  • The targeted definition of economically equivalent swap.
  • The determination that the Commission must find that position limits are necessary before it is authorized to establish federal position limits. 
Additionally, the FIA proposed that the definition of a bona fide hedging transaction or position should be more flexible. It also suggested that the list of enumerated bona fide hedging transactions should be expanded and moved into the rule text.

Commodity Markets Council supportive of the proposed rule. The Commodity Markets Council is a trade association that brings together exchanges and their industry counterparts. Its members include commercial end-users that utilize the futures and swaps markets for agriculture, energy, metal, and soft commodities. The CMC expressed its general support for the rule and expressed its appreciation for the CFTC’s fresh approach to implementing the position limits provisions of Dodd-Frank. The CMC comment letter noted the following:
  • The proposed rule responds to many of the end-user concerns about prior Commission proposals raised by those who use futures markets to hedge risk exposures related to commercial activities in physical commodities.
  • CMC applauds the proposal for its implicit recognition that safeguarding market function is the paramount concern when implementing regulatory tools such as speculative position limits.
  • CMC also respects the Commission’s decision to undertake necessity findings to support its decisions and resulting position limits regime. 
CMC also expressed its concern that the proposal could result in several unintended consequences for the markets and their participants. Its concerns centered around relying on increased deference to exchanges and market participants in assessing risk and recognizing strategies for hedging risk exposures. In particular, CMC saw questions arising in connection with the expressed intent of the proposed rule and its potential implications for CMC members. As a consequence, CMC provided suggestions designed to achieve greater predictability in the rule, including the bona fide hedge definition, the list of enumerated hedges, and guidance provided in connection with the measurement of risk.

Better Markets says proposal continues to suffer from significant legal and policy deficiencies. In its comment letter, Better Markets, a self-described non-profit, non-partisan organization promoting the public interest in the financial markets, indicated its general support for the CFTC’s attention to public interest concerns related to speculative position limits.
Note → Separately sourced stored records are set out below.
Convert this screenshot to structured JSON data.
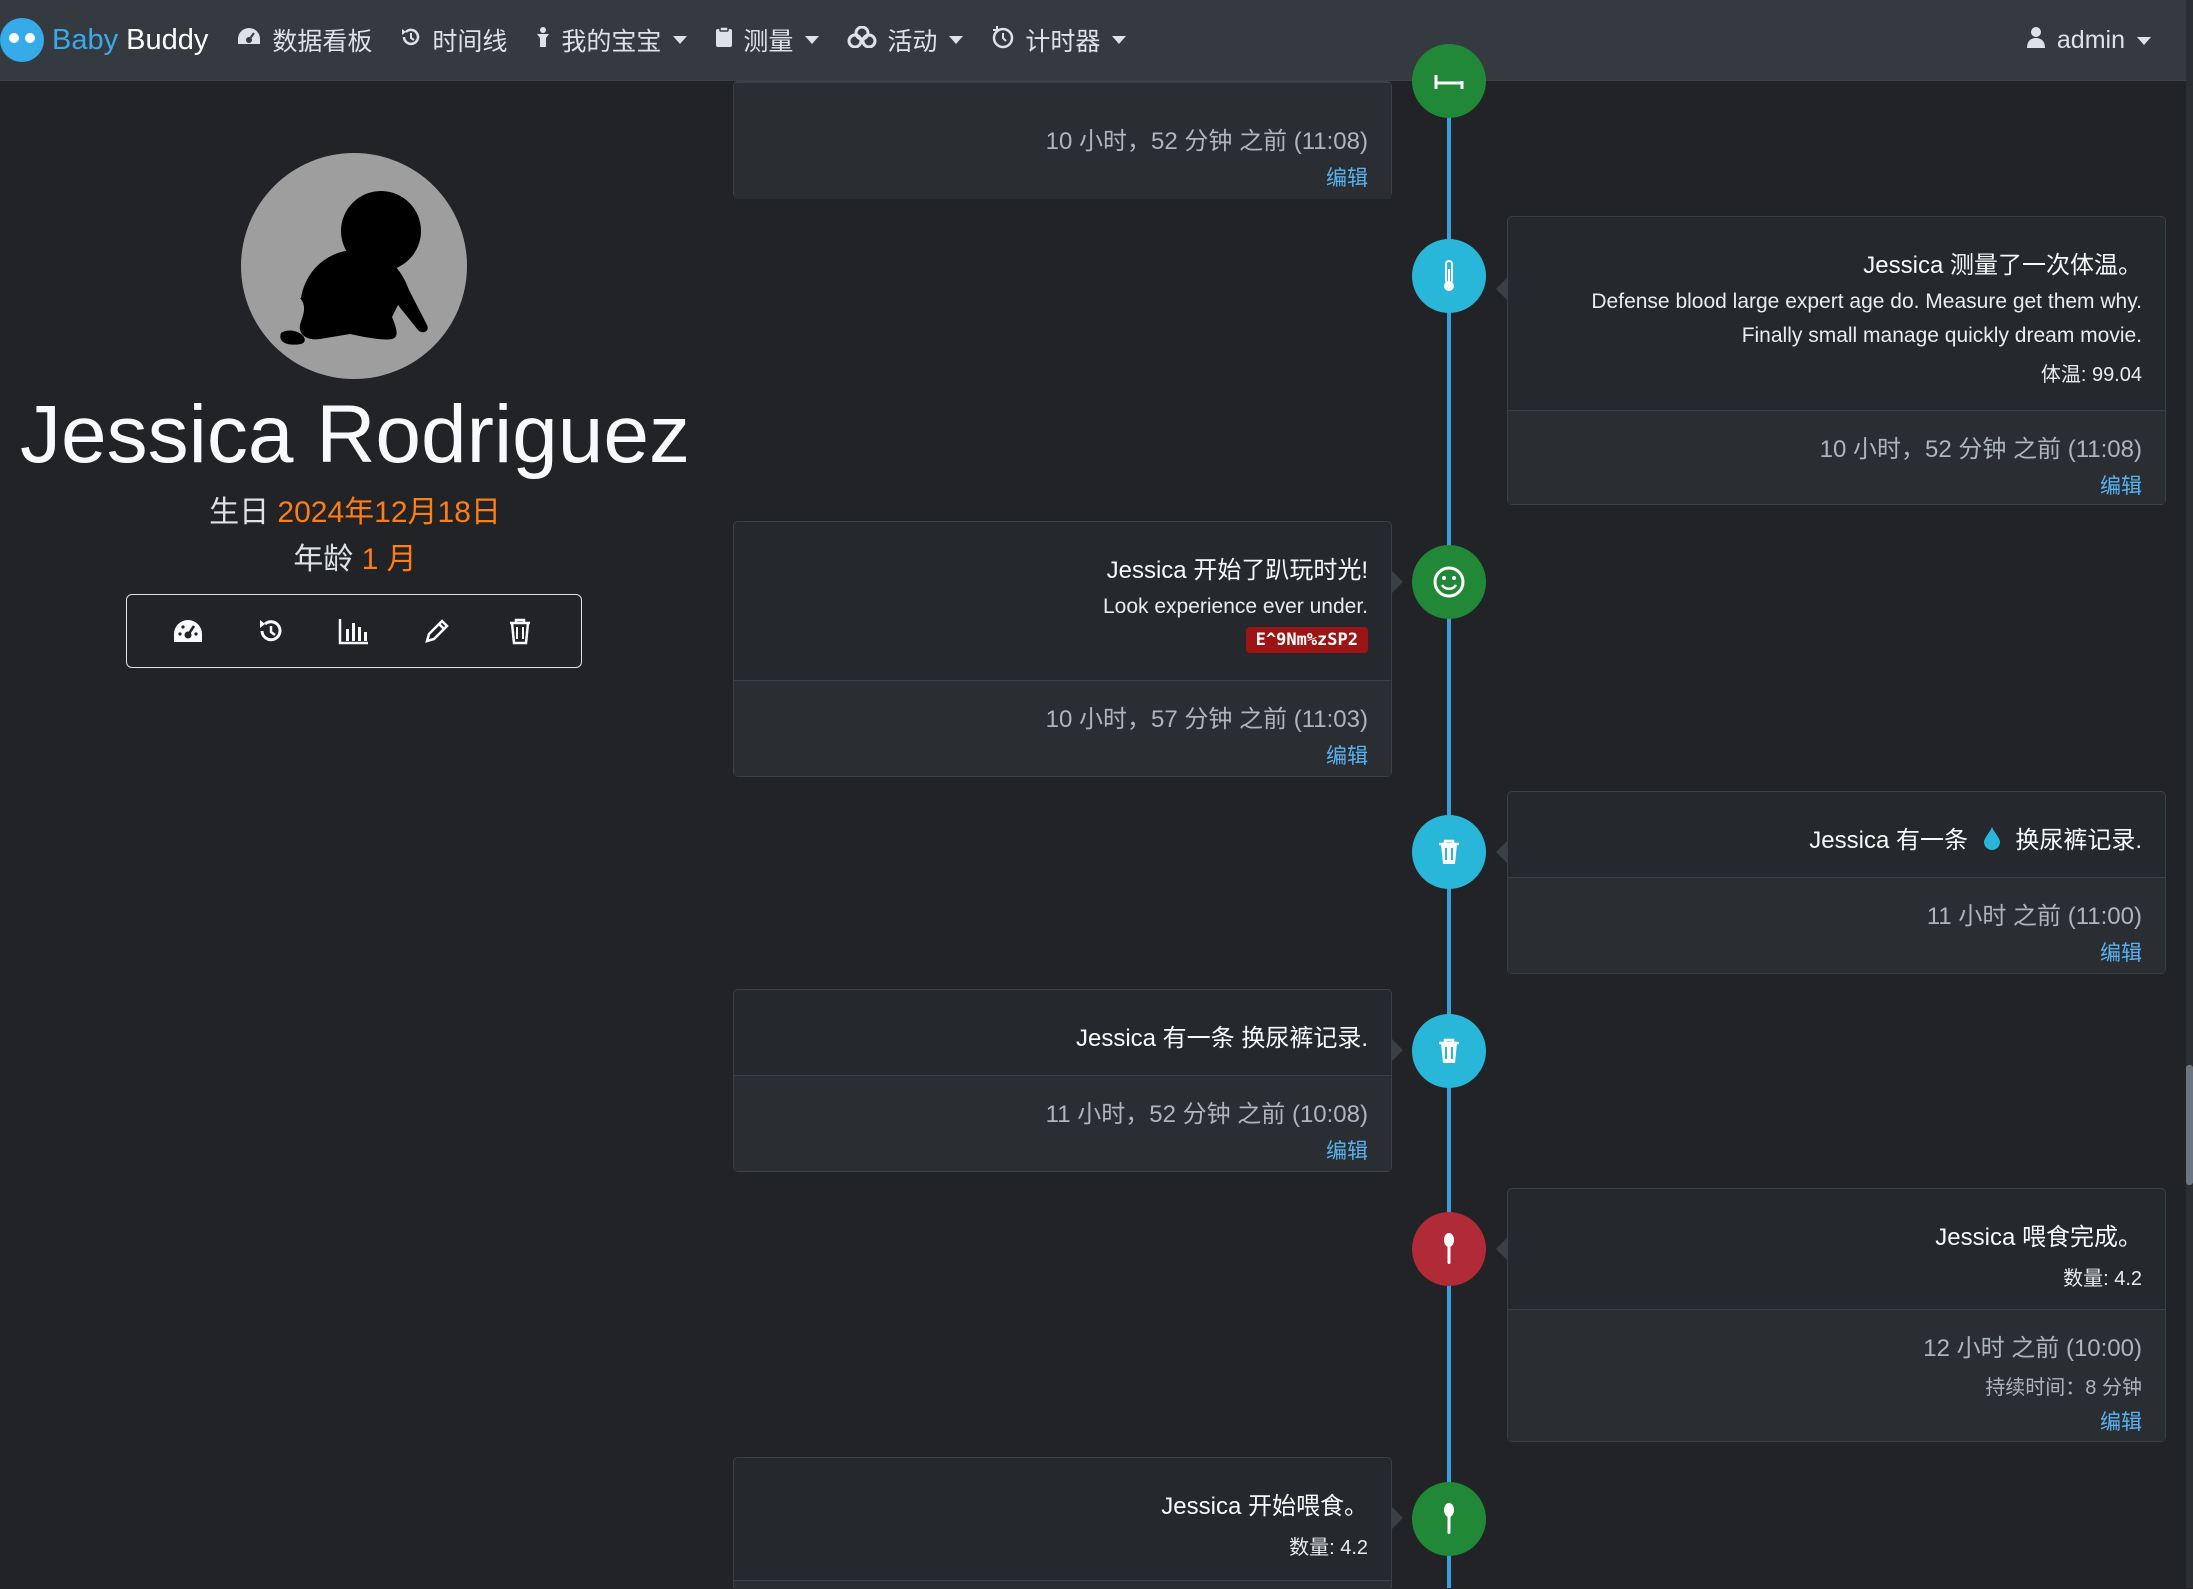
{
  "nav": {
    "brand_part1": "Baby",
    "brand_part2": "Buddy",
    "items": [
      {
        "label": "数据看板",
        "icon": "dashboard-icon"
      },
      {
        "label": "时间线",
        "icon": "history-icon"
      },
      {
        "label": "我的宝宝",
        "icon": "baby-icon"
      },
      {
        "label": "测量",
        "icon": "clipboard-icon"
      },
      {
        "label": "活动",
        "icon": "activities-icon"
      },
      {
        "label": "计时器",
        "icon": "timer-icon"
      }
    ],
    "user": "admin"
  },
  "profile": {
    "name": "Jessica Rodriguez",
    "birthday_label": "生日",
    "birthday_value": "2024年12月18日",
    "age_label": "年龄",
    "age_value": "1 月"
  },
  "timeline": {
    "edit_label": "编辑",
    "entries": [
      {
        "time": "10 小时，52 分钟 之前 (11:08)"
      },
      {
        "title": "Jessica 测量了一次体温。",
        "line1": "Defense blood large expert age do. Measure get them why.",
        "line2": "Finally small manage quickly dream movie.",
        "detail": "体温: 99.04",
        "time": "10 小时，52 分钟 之前 (11:08)"
      },
      {
        "title": "Jessica 开始了趴玩时光!",
        "line1": "Look experience ever under.",
        "badge": "E^9Nm%zSP2",
        "time": "10 小时，57 分钟 之前 (11:03)"
      },
      {
        "title_pre": "Jessica 有一条",
        "title_post": "换尿裤记录.",
        "time": "11 小时 之前 (11:00)"
      },
      {
        "title": "Jessica 有一条 换尿裤记录.",
        "time": "11 小时，52 分钟 之前 (10:08)"
      },
      {
        "title": "Jessica 喂食完成。",
        "detail": "数量: 4.2",
        "time": "12 小时 之前 (10:00)",
        "duration": "持续时间：8 分钟"
      },
      {
        "title": "Jessica 开始喂食。",
        "detail": "数量: 4.2"
      }
    ]
  },
  "colors": {
    "accent": "#37abe9",
    "highlight": "#fd7e14",
    "green": "#218838",
    "cyan": "#28b7d9",
    "red": "#b02a37",
    "badge": "#9c1414"
  }
}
However, the organization starkly opposed the proposed rule’s deference to exchanges for establishing, administering, and monitoring position limits in accordance with minimal and often non-binding guidance. Moreover, Better Markets asserted that the proposal opened too many avenues to avoid, if not evade, meaningful federal and exchange-determined position limits through expanded exemptions and delegations of authorities. According to Better Markets, the proposal’s five most material deficiencies were as follows:
  • The federal spot month limits for derivatives on the 25 physical commodities subject to the most critical elements of the proposal would generally represent significant increases in permissible speculation.
  • The proposal would not establish federal position limits for non-spot-month derivatives contracts on 16 of the 24 physical commodities subject to the most critical elements of the proposal.
  • The proposal would dramatically expand (almost triple) the number of self-effectuating enumerated exemptions and, for the first time, recognize a broad exemption (read, loophole) for anticipatory merchandizing.
  • The proposal would implement a new process for recognizing non-enumerated hedging strategies that practically eliminates CFTC oversight.
  • The proposal would make necessity findings and interpret ambiguities in CEA section 4a as requiring such a finding before finalizing any position limits on derivatives on physical commodities. 
Bottom line, Better Markets concluded that under the CFTC’s newest proposal, the potential for implementing federal position limits that do not actually limit speculation remains too great.